I used to write very consistently, every day. Of course, that was before I had a rewarding, but draining, job; this was also before I had anything closely resembling a life, as well. Now I have both, and the caveat to that, which in a million years I never would have foreseen, is that I don't do as much writing anymore. Sitting down and getting into a writing zone now takes more time than the actual writing itself used to. I just can't focus; I can't shut my mind down on my day, or things coming up, etc. and focus on what I need to write.
If you've read this blog for awhile, you saw entries on all of my ideas about viruses, vampires (of course; though in my defense, I started The Gravediggers in the mid-90s, before it actually became something that everyone and their brother wrote), concentration camps, WW2, and all of the other things I've mentioned as ideas.
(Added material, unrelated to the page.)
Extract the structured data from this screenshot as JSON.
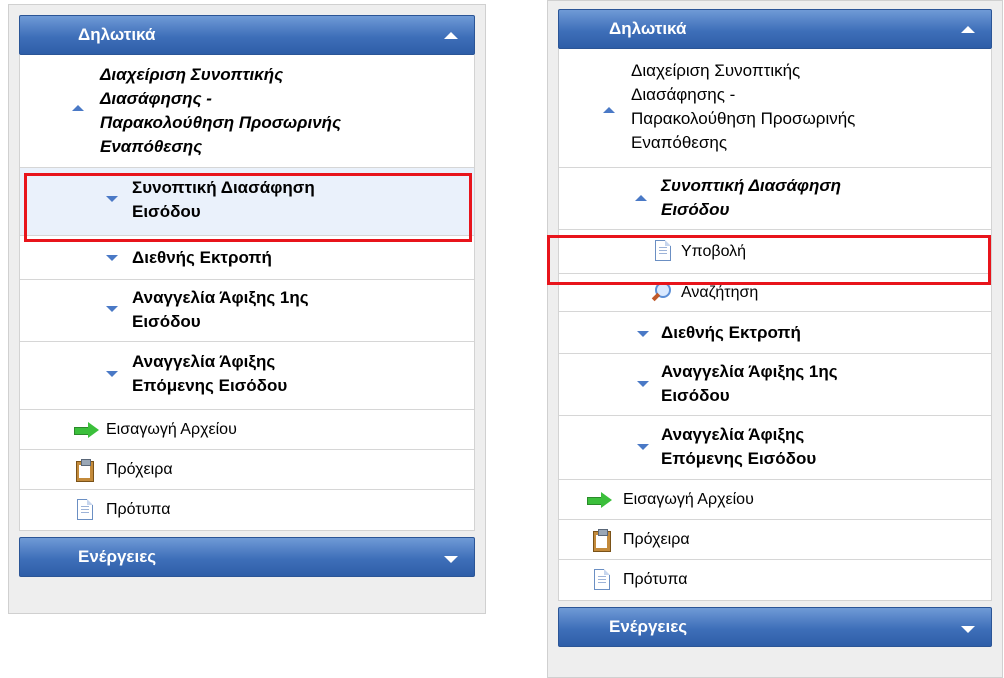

I have a million of them, and I start things, and then I get excited about something else, or my career rears its head, or I simply lose focus on writing in general--and everything just peters out. All of those great ideas, all of that energy and positive feeling...just...drift away.
Reading a lot used to help. Now, all of that reading time is all I've got for creative time, so all reading, no writing. Reading used to help writing--until about two years ago. Then a few months ago, I started taking pictures that tied into my writing, and that helped a lot...for a few months. Now that I've taken all the pictures I can take, that process is of little help now. These days, it's all photos, no writing.
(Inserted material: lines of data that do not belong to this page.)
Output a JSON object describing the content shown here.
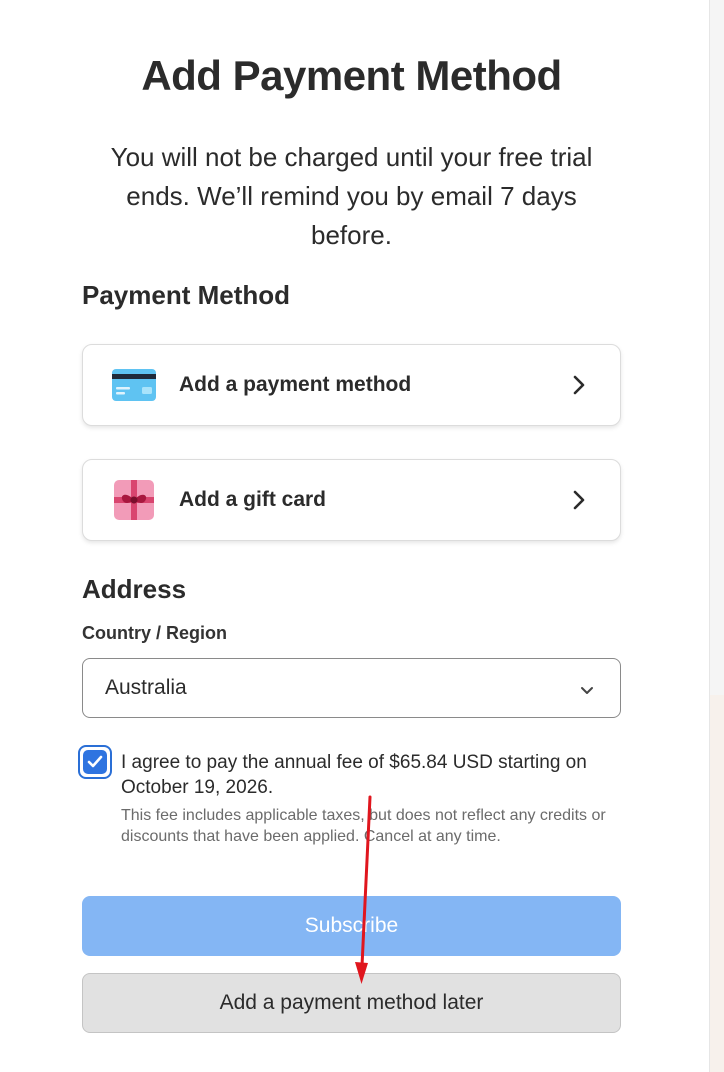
{
  "header": {
    "title": "Add Payment Method",
    "subtitle": "You will not be charged until your free trial ends. We’ll remind you by email 7 days before."
  },
  "payment_section": {
    "title": "Payment Method",
    "options": [
      {
        "label": "Add a payment method",
        "icon": "credit-card-icon"
      },
      {
        "label": "Add a gift card",
        "icon": "gift-icon"
      }
    ]
  },
  "address_section": {
    "title": "Address",
    "country_label": "Country / Region",
    "country_value": "Australia"
  },
  "agreement": {
    "checked": true,
    "text": "I agree to pay the annual fee of $65.84 USD starting on October 19, 2026.",
    "note": "This fee includes applicable taxes, but does not reflect any credits or discounts that have been applied. Cancel at any time."
  },
  "buttons": {
    "subscribe": "Subscribe",
    "later": "Add a payment method later"
  },
  "colors": {
    "accent": "#2f74e0",
    "subscribe_bg": "#84b6f4",
    "annotation_arrow": "#e0161e"
  }
}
Then, a few days ago, I realized that I hadn't written any poems in a long time. While I would never say I was a gifted poet--or even a good one--I can say that writing poems would focus me, ground me into whatever I was writing at the time. The poems themselves didn't have to correlate with whatever project I was working on at the time--though they sometimes did--but the very process of writing them apparently would hone my focus to such a degree that I was able to work on my longer creations. Somehow, as so often happens to hyper and unfocused people like me, I stopped doing that, got sidetracked, and never went back.
So now I will work on poems again, and although Frost and Dickinson don't need to worry about their posterity, maybe, just maybe, some present-day novelists should be looking over their shoulders and not ignoring the dustcloud that just kicked up a long, long way back, just ahead of the horizon behind them. Wish me luck, everyone, and if you have any tricks to help me along, I'll gladly listen.
Causes Steven Belanger Supports
APSCA and a couple of others that I forget until the pledges come in the mail.